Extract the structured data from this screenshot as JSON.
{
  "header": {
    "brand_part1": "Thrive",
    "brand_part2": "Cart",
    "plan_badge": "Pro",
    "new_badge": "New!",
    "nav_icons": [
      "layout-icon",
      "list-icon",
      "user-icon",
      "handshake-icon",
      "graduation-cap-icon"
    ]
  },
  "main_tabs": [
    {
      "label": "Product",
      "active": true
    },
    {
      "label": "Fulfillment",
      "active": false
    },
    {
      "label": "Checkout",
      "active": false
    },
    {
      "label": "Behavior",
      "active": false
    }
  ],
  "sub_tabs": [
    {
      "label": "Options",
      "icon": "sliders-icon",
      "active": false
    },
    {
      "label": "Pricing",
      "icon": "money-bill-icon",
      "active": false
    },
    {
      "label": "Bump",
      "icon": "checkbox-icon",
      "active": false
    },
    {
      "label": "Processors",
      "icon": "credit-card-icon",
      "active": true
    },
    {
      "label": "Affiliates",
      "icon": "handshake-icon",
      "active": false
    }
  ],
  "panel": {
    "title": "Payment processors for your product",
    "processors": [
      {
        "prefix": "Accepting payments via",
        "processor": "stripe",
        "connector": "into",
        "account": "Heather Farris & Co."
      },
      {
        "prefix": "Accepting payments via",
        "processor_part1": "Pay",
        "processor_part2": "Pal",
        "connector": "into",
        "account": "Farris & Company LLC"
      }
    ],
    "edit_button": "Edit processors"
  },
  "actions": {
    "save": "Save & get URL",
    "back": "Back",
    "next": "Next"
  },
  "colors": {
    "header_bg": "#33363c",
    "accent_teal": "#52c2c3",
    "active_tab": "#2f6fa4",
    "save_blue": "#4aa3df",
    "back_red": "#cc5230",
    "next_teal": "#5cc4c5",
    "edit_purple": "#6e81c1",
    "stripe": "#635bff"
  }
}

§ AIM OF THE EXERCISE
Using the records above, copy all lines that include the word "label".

§ WRITTEN SOLUTION
      "label": "Product",
      "label": "Fulfillment",
      "label": "Checkout",
      "label": "Behavior",
      "label": "Options",
      "label": "Pricing",
      "label": "Bump",
      "label": "Processors",
      "label": "Affiliates",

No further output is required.